Problem description: Look through the material below, count the lines containing the word "content", and state only the count.

Data provided:
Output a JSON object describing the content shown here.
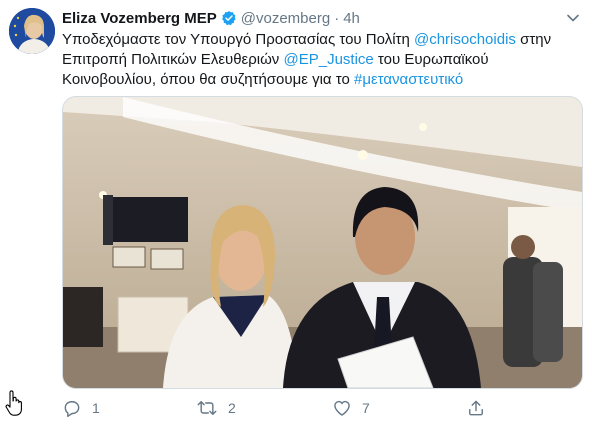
{
  "tweet": {
    "author_name": "Eliza Vozemberg MEP",
    "handle": "@vozemberg",
    "separator": "·",
    "time": "4h",
    "text_line1_a": "Υποδεχόμαστε τον Υπουργό Προστασίας του Πολίτη ",
    "mention1": "@chrisochoidis",
    "text_line1_b": " στην",
    "text_line2_a": "Επιτροπή Πολιτικών Ελευθεριών ",
    "mention2": "@EP_Justice",
    "text_line2_b": " του Ευρωπαϊκού",
    "text_line3_a": "Κοινοβουλίου, όπου θα συζητήσουμε για το ",
    "hashtag": "#μεταναστευτικό"
  },
  "actions": {
    "reply_count": "1",
    "retweet_count": "2",
    "like_count": "7"
  },
  "colors": {
    "link": "#1b95e0",
    "verified": "#1da1f2",
    "muted": "#657786"
  },
  "icons": [
    "verified-badge-icon",
    "chevron-down-icon",
    "reply-icon",
    "retweet-icon",
    "like-icon",
    "share-icon",
    "hand-cursor-icon"
  ]
}
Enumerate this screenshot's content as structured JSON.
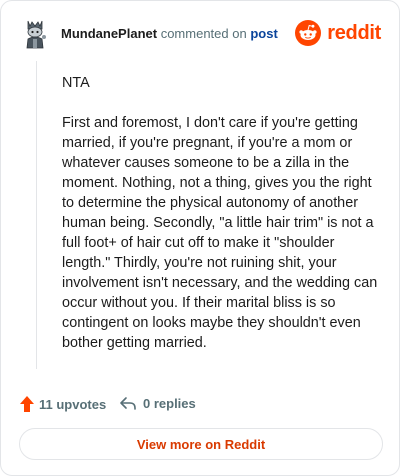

Response to this task: 2